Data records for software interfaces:
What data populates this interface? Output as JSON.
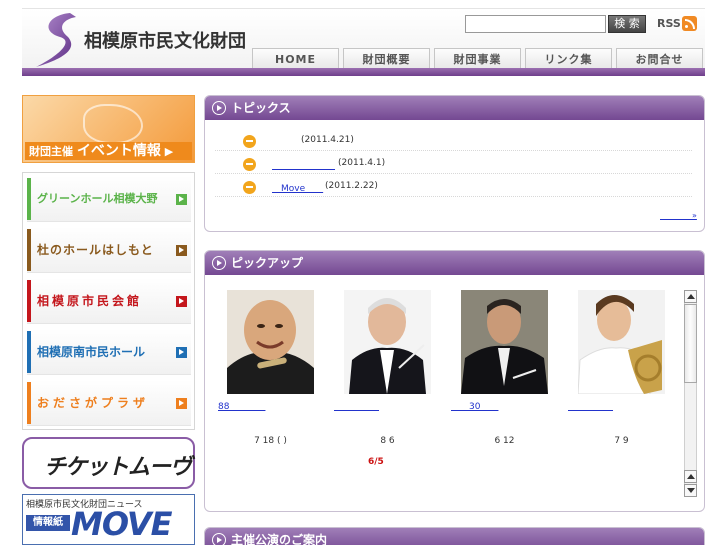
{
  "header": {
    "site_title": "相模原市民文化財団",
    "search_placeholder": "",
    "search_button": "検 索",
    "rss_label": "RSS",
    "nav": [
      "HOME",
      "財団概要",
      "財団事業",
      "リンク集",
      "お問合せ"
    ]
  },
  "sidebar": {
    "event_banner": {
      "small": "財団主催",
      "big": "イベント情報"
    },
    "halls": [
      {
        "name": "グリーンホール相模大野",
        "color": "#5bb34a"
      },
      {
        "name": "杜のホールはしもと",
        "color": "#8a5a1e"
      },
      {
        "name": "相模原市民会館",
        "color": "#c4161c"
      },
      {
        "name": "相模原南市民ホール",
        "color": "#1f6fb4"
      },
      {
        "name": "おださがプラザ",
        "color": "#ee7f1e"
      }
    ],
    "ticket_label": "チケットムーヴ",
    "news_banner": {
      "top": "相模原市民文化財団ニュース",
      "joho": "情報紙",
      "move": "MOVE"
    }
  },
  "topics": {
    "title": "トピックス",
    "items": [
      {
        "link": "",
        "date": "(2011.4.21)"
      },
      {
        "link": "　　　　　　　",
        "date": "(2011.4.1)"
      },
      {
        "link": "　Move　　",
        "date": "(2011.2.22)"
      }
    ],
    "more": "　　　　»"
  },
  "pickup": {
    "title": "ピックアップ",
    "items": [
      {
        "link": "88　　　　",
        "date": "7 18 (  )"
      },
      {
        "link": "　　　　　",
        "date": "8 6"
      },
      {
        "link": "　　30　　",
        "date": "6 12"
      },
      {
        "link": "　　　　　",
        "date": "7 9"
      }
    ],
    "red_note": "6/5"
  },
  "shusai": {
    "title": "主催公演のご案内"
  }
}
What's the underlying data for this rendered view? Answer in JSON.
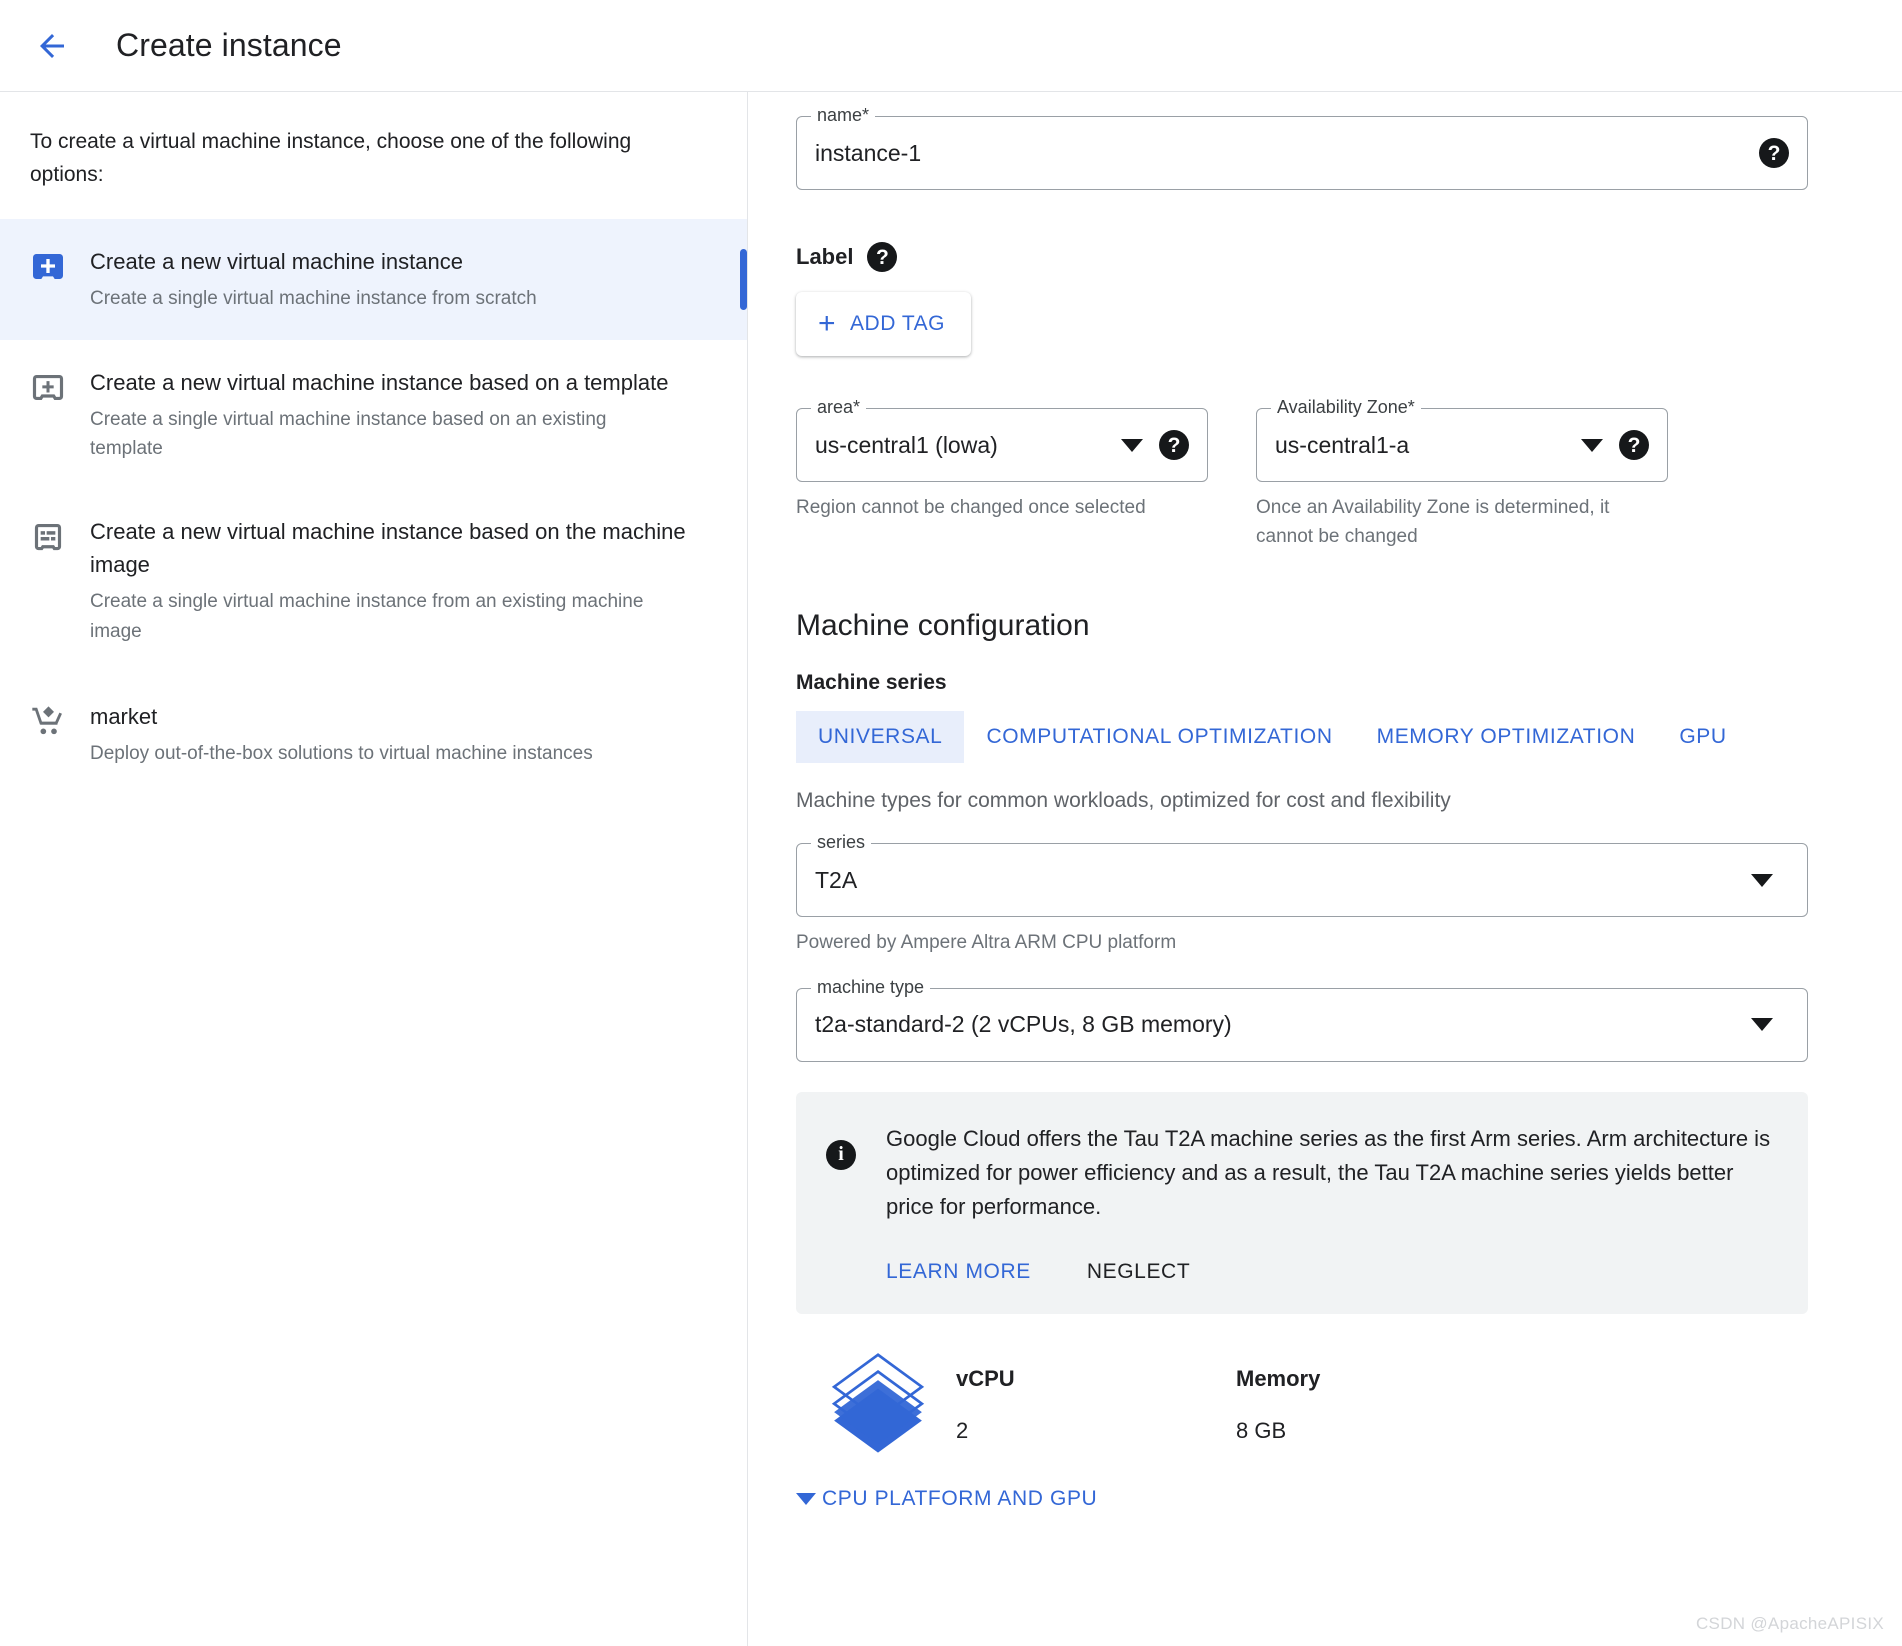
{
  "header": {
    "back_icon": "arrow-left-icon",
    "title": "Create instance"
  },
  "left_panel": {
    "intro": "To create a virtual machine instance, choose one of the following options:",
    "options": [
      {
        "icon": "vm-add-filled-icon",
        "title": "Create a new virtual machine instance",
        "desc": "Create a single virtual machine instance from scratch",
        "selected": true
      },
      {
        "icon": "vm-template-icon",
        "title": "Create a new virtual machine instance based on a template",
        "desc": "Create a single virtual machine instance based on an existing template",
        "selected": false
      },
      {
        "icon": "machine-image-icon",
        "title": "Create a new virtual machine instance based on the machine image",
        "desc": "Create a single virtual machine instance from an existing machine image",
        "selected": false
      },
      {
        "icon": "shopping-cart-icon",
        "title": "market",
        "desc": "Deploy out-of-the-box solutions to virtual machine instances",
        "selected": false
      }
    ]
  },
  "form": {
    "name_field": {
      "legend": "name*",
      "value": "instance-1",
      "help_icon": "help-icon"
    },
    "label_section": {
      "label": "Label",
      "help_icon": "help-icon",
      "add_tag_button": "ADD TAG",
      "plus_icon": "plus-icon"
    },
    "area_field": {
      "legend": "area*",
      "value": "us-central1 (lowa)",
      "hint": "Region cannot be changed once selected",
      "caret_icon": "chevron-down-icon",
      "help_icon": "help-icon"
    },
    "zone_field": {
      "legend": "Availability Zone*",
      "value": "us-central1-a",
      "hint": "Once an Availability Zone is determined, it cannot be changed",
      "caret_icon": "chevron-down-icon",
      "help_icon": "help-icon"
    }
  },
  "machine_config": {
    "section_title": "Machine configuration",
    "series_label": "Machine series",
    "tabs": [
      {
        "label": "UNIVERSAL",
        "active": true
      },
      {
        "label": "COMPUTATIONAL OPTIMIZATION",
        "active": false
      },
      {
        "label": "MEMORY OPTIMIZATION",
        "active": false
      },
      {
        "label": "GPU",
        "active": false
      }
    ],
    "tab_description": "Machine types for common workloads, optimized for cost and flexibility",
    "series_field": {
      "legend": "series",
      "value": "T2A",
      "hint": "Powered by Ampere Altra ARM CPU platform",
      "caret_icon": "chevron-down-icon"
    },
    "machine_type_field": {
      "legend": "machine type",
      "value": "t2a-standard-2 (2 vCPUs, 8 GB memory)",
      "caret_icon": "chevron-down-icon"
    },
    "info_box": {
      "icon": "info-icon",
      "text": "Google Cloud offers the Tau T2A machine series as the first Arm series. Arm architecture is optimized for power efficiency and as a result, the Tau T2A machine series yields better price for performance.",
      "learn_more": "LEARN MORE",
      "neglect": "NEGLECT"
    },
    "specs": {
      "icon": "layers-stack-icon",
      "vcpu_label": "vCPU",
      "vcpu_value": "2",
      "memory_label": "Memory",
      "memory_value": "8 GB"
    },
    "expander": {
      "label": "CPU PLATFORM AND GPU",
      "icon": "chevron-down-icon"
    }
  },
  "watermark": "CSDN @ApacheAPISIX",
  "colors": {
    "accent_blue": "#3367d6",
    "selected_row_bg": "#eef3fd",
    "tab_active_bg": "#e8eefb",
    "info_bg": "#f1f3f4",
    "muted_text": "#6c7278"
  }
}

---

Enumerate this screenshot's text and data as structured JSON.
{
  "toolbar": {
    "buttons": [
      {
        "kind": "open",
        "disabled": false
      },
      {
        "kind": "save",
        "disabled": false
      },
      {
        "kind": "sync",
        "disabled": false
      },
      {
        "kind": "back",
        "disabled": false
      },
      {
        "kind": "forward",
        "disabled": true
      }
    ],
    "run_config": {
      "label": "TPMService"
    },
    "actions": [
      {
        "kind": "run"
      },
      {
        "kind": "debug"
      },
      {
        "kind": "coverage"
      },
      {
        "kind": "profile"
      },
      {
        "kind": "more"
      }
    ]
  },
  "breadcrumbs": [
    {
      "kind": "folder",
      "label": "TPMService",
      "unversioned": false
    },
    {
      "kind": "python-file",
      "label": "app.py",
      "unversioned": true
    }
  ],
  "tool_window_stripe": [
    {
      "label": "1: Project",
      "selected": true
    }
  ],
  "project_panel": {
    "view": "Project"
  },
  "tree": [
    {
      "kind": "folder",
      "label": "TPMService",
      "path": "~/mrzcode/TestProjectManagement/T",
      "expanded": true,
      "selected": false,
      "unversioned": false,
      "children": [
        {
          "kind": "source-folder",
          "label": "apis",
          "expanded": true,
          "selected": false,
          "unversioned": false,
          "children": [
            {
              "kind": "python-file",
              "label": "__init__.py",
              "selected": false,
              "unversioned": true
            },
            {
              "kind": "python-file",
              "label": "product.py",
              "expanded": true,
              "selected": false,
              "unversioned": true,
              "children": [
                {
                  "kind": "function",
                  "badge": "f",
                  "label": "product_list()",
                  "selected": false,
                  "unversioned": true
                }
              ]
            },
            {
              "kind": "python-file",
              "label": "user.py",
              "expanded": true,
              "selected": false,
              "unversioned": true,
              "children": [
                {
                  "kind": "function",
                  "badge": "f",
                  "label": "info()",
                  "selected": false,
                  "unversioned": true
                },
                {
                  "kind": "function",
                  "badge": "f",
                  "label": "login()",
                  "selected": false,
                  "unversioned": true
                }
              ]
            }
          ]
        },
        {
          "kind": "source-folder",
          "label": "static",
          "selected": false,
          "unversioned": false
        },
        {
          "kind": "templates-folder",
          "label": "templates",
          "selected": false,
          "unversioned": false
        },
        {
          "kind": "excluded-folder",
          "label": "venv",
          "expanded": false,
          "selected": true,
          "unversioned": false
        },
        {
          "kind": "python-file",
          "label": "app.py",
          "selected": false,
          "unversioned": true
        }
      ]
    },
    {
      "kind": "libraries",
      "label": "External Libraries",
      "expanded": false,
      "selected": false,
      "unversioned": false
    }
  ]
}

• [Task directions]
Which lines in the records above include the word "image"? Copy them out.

• [Exercise response]
        "icon": "machine-image-icon",
        "title": "Create a new virtual machine instance based on the machine image",
        "desc": "Create a single virtual machine instance from an existing machine image",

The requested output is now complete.